Life Biosciences is one of the companies at the forefront of longevity research, and it it focused on – and at the forefront of in drug development – the area of cellular rejuvenation, an approach that, explains Rosenzweig-Lipson, has the potential to address many diseases of aging by reversing the biology of aging and restoring cells to a more youthful state.
“This year Life Bio and our collaborators were the first in the field to show cellular rejuvenation can restore visual function in a non-human primate model in the retinal ganglion cells of the eye, where degeneration is common in older adults,” she explains. “Previously the work in the field had only been validated in mouse models.”
With this significant validation of our platform in hand, Life Bio is now rapidly advancing towards the clinic with its lead candidate, a gene therapy called OSK, in two optic neuropathies: glaucoma, a common condition where significant unmet needs remain, and a rare eye disease of aging called non-arteritic anterior ischemic optic neuropathy (NAION) for which no drug is currently available.
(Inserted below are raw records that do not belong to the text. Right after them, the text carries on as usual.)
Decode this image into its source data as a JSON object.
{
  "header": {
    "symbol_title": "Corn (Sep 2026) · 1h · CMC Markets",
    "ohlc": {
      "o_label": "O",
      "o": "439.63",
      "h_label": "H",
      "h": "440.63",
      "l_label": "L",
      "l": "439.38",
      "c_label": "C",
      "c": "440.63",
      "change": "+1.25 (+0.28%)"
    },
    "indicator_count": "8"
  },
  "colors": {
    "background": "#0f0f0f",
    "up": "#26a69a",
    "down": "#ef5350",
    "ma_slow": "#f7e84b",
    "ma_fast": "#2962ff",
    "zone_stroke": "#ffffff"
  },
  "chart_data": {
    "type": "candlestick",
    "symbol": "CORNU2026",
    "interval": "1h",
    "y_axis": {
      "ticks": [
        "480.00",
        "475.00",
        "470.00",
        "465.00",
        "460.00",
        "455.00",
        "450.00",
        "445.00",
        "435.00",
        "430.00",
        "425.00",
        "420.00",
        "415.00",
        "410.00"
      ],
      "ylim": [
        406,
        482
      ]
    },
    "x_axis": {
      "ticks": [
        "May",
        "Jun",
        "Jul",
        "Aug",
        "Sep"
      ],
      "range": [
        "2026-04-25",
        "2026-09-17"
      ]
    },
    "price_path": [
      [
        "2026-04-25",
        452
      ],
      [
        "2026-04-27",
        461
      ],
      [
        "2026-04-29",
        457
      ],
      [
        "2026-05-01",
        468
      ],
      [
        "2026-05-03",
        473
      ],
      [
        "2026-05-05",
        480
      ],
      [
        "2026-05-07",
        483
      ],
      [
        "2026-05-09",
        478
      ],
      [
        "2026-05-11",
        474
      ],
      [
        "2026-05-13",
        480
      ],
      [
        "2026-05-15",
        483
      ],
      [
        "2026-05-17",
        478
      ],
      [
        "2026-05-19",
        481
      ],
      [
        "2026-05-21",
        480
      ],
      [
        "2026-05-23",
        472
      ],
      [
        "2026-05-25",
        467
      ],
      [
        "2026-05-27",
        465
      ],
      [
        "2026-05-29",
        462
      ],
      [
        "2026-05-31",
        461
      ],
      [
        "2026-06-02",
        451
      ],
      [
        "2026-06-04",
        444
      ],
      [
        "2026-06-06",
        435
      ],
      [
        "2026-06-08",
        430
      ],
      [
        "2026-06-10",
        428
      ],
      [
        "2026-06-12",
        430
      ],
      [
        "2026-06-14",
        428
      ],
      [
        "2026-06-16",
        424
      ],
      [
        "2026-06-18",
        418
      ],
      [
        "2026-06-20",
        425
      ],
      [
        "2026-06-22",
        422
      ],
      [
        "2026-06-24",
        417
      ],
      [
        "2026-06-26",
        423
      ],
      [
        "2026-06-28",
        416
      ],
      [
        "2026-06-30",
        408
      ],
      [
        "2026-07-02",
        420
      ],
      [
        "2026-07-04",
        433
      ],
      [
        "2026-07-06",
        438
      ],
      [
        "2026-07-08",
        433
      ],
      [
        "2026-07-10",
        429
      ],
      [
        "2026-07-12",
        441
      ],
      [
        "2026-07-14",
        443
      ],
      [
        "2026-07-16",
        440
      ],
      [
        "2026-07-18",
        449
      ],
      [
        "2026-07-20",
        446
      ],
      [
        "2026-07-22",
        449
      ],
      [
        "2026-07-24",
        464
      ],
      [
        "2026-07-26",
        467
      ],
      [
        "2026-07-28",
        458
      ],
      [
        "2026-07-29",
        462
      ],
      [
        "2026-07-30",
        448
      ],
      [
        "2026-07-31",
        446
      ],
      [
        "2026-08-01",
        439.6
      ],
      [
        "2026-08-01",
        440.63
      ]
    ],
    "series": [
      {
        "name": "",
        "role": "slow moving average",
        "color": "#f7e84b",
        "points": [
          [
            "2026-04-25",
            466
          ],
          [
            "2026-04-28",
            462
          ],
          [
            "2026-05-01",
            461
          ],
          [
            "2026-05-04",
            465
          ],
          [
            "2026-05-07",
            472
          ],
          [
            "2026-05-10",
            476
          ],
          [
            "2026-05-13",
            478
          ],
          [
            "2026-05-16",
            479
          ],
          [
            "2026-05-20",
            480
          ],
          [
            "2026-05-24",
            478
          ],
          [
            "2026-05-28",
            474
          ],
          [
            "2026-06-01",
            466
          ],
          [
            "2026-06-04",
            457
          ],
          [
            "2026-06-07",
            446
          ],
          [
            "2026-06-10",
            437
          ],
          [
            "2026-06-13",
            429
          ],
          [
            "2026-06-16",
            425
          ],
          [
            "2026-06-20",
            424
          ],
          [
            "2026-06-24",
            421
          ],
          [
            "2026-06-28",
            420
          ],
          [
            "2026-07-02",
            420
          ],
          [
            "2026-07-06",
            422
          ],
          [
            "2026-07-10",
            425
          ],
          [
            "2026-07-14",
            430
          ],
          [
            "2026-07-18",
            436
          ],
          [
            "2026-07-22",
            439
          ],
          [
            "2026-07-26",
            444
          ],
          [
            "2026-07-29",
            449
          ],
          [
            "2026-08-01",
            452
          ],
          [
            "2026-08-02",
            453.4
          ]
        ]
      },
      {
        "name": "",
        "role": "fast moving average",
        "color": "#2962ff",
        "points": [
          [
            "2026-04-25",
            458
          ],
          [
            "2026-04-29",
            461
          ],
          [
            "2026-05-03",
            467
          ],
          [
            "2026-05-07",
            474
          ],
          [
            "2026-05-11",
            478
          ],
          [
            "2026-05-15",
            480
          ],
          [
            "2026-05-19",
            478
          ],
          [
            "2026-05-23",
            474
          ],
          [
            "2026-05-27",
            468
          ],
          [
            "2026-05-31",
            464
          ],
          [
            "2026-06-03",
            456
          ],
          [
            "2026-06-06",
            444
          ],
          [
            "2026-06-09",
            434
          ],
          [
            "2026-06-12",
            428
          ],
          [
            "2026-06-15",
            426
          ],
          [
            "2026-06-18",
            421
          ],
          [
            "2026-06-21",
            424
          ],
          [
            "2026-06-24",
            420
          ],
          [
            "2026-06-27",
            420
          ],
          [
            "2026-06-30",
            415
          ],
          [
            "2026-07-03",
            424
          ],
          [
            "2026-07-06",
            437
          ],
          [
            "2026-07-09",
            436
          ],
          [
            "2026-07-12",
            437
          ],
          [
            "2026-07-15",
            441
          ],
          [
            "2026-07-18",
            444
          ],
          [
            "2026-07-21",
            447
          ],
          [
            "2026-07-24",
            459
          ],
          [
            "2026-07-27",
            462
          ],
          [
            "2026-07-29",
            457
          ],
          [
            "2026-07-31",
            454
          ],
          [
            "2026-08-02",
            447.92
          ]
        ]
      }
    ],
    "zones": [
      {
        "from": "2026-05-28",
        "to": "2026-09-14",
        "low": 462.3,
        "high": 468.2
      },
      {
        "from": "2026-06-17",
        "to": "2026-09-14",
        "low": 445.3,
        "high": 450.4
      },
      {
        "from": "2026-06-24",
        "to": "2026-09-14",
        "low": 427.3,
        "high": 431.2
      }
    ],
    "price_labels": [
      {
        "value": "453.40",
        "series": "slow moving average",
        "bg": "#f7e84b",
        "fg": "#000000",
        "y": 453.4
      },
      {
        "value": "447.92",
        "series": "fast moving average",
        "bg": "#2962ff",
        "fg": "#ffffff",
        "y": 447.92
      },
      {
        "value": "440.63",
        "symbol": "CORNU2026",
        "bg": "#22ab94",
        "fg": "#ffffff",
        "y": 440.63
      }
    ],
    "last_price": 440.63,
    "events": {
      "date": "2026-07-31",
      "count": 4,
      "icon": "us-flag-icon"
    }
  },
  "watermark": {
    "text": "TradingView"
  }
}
Life Bio hopes to be in the clinic with these lead indications in 2025, which would represent, says Rosenzweig-Lipson “a monumental step forward for the field of cellular rejuvenation”.
“Beyond the eye, we are evaluating the potential for cellular rejuvenation to treat a broad number of diseases of aging, with compelling preclinical data in neurodegenerative diseases like Alzheimer’s disease and frontotemporal dementia, as well as other ophthalmic disorders including dry age-related macular degeneration, and other forms of retinal degeneration,” she adds.
One reason Healthy Aging Month is an important and regular event is because the field of healthy aging and longevity is rapidly evolving, and Rosenzweig-Lipson predicts that pace and momentum will only increase over the next decade.
“We know more about the biology of aging than ever before,” she says. “We’re now at a point where we’re going to start seeing the scientific breakthroughs we’ve made in the lab in areas like cellular rejuvenation translate into breakthroughs in human medicine through the work of Life Bio and others in the biotechnology sector.”
Rosenzweig-Lipson believes the biggest impact this will have on human health is the extension of healthspan – the number of healthy years of our lives.
“We know that the progressive deterioration of our health as we age has significant impact not only on our livelihood but places a large burden on society for the care and support of the aging population. I’m most excited by advancements like cellular rejuvenation that promise to extend healthspan.”